Goal of the exercise:
Extract each line of the records below that contains the word "Information".

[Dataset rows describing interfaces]

- Opening Delimiter -

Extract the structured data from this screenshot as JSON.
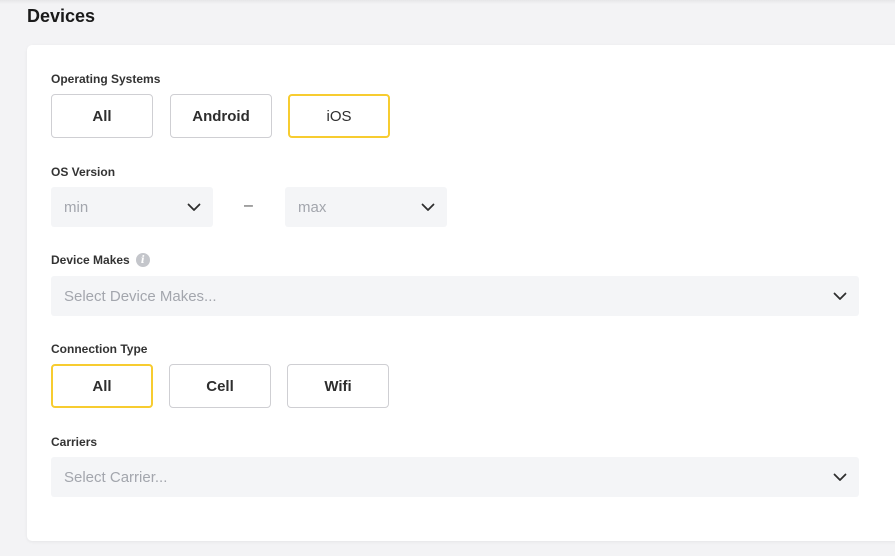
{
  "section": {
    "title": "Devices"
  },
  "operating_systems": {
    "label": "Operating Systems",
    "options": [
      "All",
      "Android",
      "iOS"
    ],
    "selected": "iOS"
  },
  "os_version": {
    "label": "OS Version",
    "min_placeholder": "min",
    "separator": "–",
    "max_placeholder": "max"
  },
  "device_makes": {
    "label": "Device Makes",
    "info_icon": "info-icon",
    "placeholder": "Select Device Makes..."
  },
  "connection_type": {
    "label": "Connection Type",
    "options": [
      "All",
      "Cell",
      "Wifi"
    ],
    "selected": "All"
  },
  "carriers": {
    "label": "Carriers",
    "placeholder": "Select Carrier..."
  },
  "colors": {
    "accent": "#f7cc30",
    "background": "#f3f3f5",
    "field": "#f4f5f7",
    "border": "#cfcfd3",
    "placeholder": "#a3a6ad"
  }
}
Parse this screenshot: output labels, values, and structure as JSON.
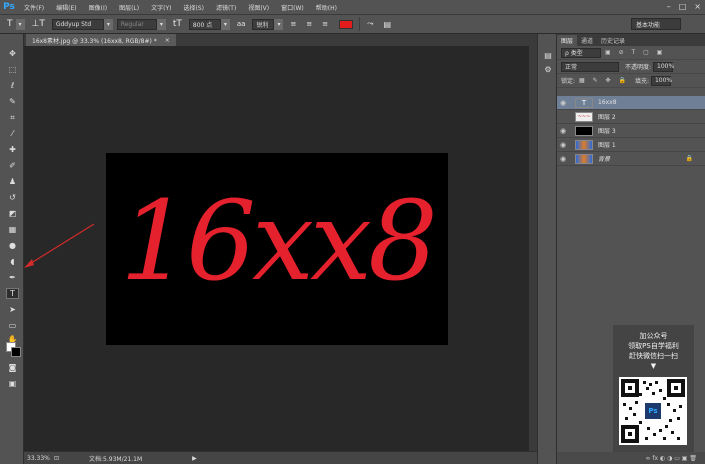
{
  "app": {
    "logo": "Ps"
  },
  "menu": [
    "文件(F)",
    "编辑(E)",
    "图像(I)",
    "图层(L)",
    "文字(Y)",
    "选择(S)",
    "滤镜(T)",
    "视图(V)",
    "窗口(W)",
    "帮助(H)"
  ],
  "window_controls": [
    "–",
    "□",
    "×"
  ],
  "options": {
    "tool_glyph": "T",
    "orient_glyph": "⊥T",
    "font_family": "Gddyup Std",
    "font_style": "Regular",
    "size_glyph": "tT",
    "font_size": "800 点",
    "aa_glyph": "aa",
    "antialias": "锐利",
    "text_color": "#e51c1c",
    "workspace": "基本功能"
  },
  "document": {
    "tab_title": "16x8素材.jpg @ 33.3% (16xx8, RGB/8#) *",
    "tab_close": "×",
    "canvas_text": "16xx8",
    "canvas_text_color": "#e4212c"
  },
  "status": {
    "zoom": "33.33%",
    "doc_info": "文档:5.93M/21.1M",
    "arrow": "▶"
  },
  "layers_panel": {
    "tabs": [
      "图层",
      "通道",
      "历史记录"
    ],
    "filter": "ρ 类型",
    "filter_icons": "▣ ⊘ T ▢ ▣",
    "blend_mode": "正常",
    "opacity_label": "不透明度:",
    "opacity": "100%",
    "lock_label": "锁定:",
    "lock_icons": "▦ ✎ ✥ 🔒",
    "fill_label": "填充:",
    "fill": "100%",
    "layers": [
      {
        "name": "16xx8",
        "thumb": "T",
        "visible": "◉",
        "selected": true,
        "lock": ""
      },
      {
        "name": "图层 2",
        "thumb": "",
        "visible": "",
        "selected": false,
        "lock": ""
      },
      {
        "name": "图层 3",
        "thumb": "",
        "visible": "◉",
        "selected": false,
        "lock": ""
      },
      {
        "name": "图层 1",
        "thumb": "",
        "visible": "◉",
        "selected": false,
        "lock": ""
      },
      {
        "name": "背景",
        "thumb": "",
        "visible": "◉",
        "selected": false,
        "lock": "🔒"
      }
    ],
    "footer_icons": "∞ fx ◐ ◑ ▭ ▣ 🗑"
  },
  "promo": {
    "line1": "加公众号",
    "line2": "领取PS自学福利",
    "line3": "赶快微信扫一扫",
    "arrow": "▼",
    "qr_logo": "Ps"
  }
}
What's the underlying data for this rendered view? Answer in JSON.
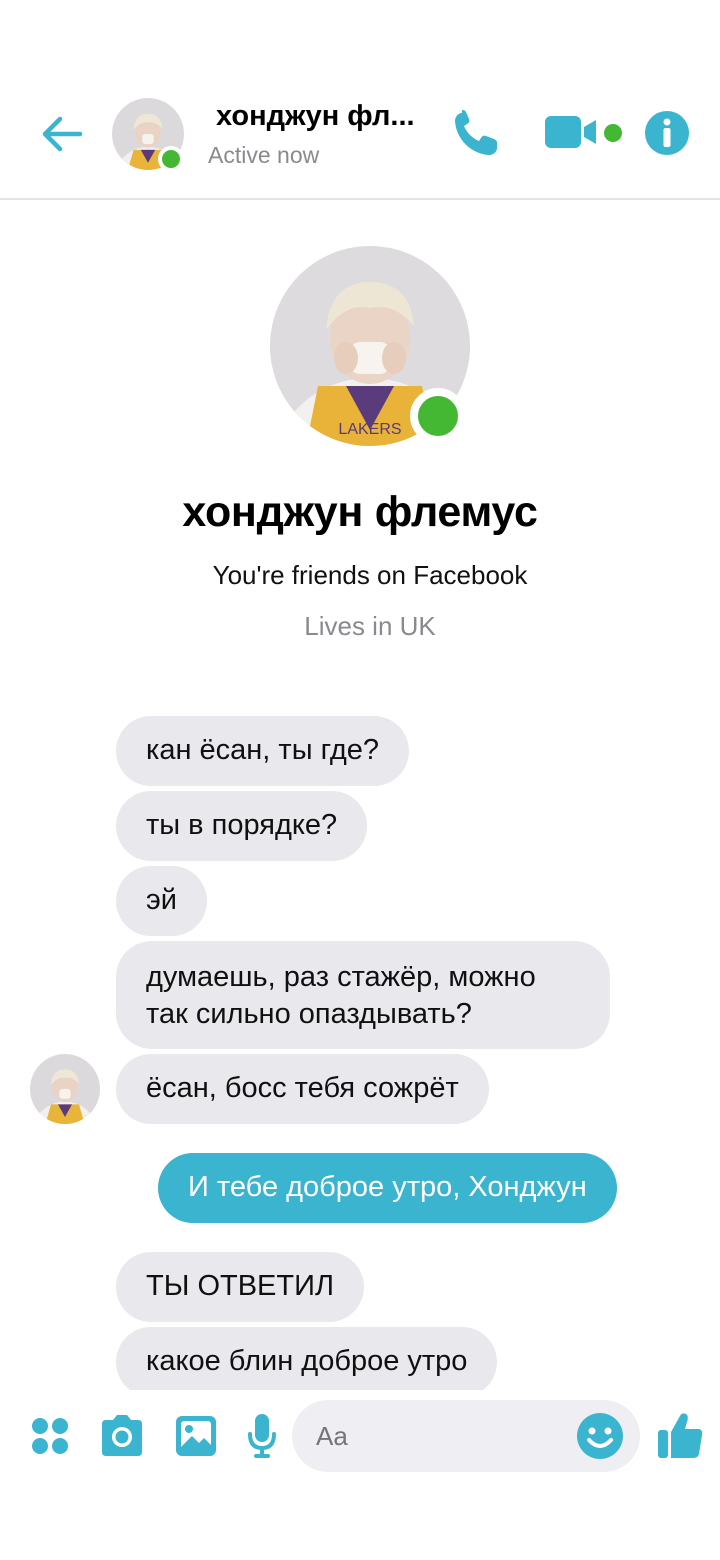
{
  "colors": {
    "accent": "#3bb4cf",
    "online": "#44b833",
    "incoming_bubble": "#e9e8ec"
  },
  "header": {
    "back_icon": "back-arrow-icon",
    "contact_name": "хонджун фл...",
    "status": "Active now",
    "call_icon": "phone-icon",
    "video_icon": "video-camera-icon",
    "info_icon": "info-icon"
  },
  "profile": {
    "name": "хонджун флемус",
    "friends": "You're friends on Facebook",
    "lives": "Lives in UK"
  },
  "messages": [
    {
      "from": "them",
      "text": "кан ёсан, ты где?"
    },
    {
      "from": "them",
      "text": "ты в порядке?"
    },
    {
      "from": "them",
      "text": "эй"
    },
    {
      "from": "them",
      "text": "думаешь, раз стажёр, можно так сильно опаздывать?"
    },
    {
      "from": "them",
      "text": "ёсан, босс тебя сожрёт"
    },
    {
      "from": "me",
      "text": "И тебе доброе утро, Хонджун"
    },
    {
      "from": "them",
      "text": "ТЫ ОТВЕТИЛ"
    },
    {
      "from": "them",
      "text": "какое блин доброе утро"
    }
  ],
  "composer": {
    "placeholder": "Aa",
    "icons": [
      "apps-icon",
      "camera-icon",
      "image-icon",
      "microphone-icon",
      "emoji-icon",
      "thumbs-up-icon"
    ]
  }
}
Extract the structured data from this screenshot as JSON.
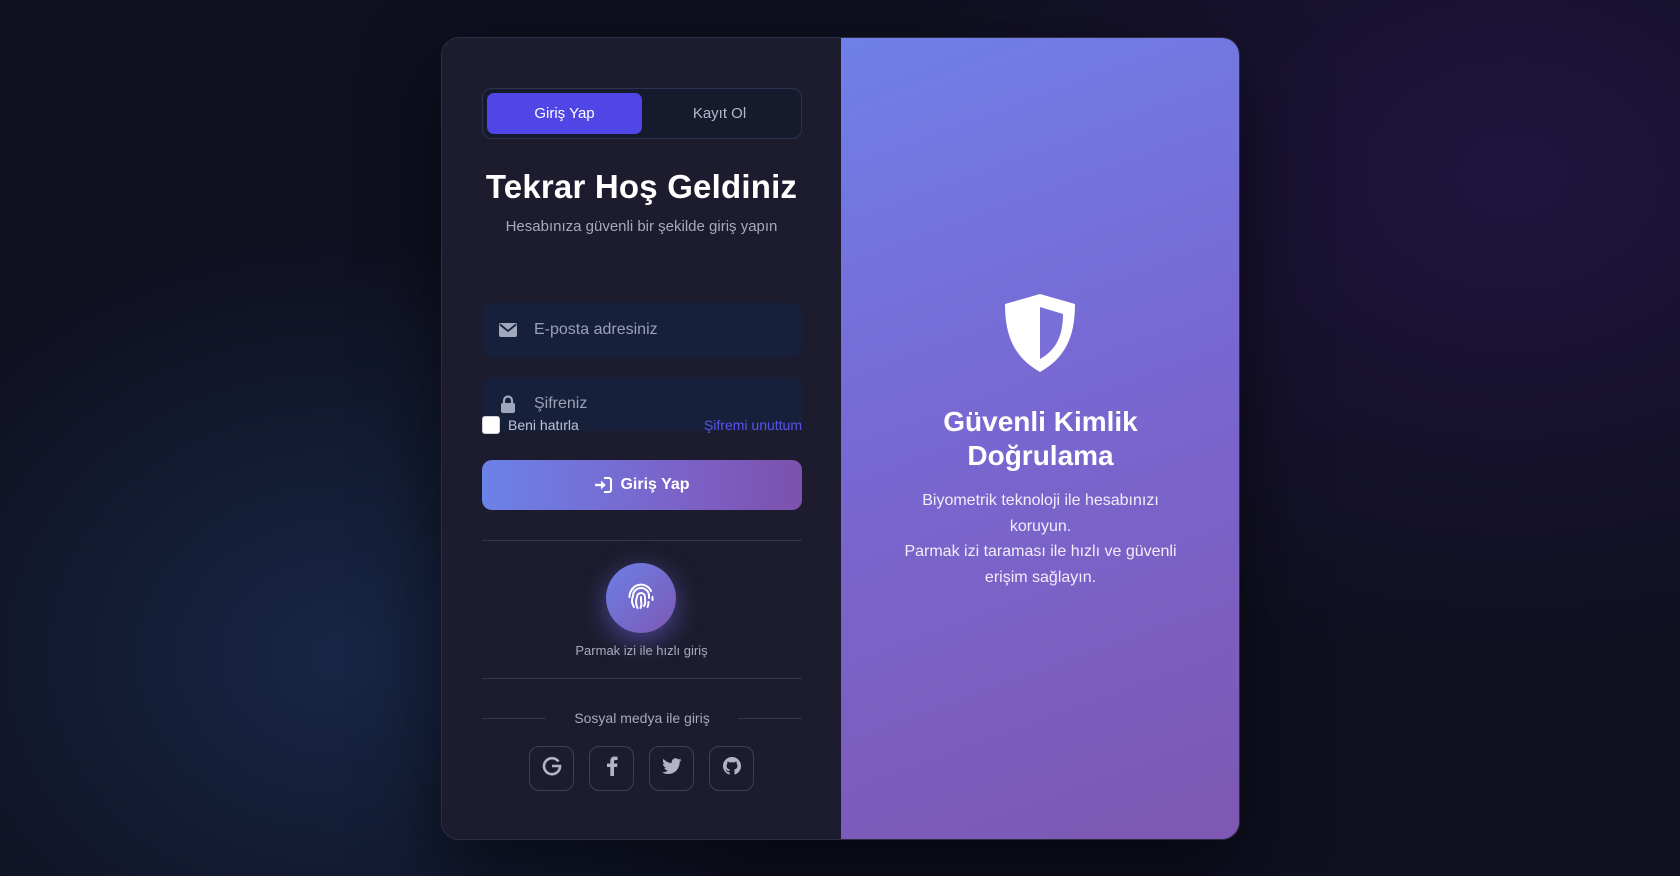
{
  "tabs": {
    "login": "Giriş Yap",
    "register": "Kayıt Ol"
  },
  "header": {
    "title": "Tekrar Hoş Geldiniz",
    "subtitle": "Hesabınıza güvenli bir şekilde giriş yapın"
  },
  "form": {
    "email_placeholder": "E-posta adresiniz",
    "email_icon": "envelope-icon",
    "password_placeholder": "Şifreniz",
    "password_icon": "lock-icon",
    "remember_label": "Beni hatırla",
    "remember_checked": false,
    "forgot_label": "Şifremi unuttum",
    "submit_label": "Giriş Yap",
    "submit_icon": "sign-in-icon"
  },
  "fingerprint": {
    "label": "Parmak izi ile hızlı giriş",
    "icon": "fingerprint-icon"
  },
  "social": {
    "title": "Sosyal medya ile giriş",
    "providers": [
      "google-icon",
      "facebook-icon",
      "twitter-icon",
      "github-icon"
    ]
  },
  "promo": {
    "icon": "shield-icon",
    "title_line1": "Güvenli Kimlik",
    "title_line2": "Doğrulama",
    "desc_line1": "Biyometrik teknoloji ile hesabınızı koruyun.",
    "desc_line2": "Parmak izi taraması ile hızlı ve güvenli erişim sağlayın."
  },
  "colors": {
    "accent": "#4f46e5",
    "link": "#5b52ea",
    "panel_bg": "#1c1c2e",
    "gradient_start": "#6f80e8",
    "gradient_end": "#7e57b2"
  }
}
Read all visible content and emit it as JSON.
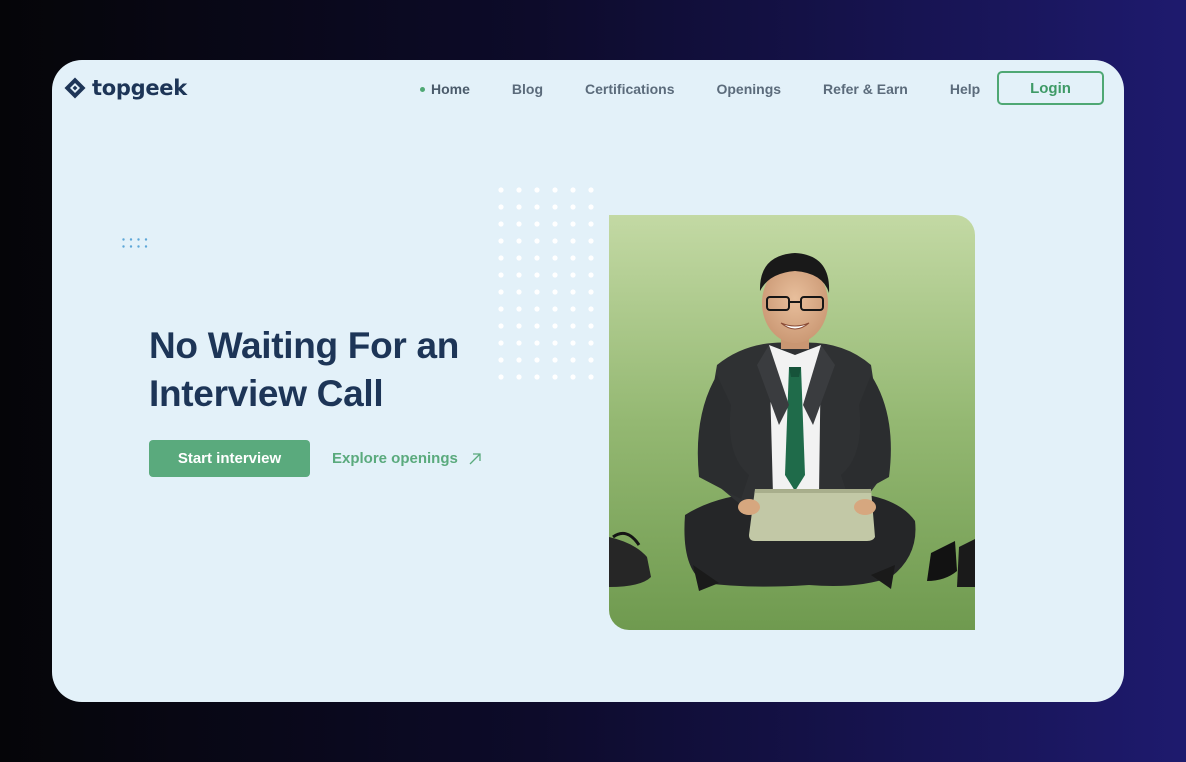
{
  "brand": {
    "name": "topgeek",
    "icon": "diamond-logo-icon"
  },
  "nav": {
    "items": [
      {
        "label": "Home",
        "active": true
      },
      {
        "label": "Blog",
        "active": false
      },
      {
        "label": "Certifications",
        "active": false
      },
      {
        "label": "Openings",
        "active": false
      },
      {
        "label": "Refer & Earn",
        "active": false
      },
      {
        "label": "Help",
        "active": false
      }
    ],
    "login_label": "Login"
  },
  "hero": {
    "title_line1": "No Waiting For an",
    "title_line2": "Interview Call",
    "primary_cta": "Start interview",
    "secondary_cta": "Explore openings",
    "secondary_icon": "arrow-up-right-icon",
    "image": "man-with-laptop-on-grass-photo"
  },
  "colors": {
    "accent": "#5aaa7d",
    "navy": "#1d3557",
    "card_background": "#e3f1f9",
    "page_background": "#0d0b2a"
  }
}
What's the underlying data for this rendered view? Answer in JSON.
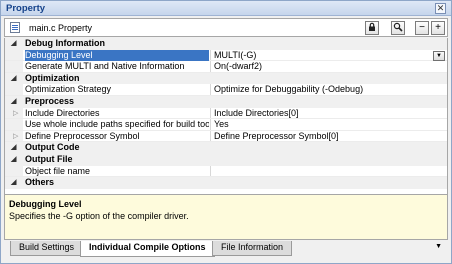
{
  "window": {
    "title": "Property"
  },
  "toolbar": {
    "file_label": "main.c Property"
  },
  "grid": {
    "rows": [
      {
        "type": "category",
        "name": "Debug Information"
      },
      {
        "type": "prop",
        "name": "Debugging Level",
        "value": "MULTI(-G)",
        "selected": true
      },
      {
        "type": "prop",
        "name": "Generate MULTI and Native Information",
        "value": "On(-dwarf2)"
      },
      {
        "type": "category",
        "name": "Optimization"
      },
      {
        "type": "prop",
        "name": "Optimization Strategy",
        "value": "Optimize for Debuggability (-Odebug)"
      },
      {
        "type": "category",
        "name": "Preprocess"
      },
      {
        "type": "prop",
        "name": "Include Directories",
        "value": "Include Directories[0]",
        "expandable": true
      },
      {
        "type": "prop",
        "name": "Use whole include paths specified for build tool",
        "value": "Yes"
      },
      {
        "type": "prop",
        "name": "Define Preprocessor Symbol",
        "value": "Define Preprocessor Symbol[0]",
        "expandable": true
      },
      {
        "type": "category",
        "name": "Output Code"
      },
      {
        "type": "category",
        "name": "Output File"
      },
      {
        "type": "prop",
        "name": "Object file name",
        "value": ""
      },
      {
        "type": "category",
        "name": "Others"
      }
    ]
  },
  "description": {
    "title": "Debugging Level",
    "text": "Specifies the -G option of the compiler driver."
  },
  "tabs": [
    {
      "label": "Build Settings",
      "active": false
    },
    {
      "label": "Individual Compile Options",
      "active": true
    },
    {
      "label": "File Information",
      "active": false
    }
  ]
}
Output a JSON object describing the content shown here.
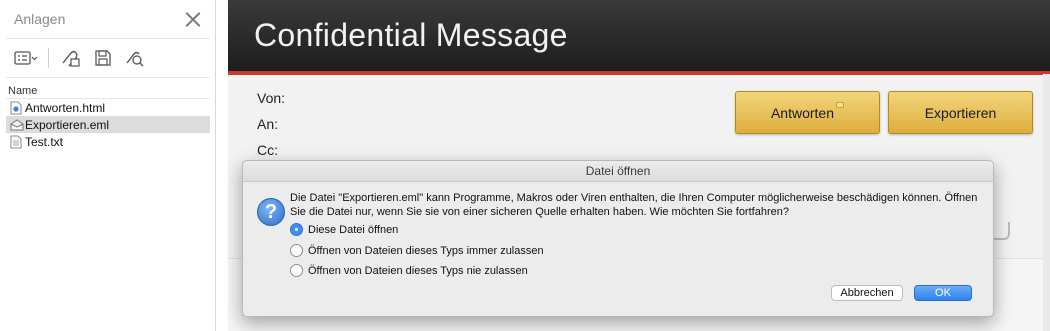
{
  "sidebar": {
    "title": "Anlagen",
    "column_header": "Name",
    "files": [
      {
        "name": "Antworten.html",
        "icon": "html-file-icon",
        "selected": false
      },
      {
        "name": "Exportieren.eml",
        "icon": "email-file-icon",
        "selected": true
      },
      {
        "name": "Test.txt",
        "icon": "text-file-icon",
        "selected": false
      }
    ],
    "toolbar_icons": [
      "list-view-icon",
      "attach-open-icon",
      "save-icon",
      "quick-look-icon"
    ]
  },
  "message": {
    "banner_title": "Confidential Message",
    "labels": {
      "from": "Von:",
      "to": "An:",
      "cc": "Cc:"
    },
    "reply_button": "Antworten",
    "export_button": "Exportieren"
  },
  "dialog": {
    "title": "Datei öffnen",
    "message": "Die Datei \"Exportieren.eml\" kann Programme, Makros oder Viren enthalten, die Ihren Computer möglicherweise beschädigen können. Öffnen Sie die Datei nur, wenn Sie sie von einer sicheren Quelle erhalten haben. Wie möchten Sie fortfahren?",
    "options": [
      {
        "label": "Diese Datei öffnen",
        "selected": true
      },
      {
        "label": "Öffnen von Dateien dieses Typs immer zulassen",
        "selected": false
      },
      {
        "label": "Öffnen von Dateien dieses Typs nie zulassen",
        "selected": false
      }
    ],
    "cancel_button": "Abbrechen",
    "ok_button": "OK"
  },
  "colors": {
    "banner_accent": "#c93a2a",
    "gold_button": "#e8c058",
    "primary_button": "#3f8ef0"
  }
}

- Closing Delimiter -

Answer area:
        "name": "Debug Information"
        "name": "Generate MULTI and Native Information",
      "label": "File Information",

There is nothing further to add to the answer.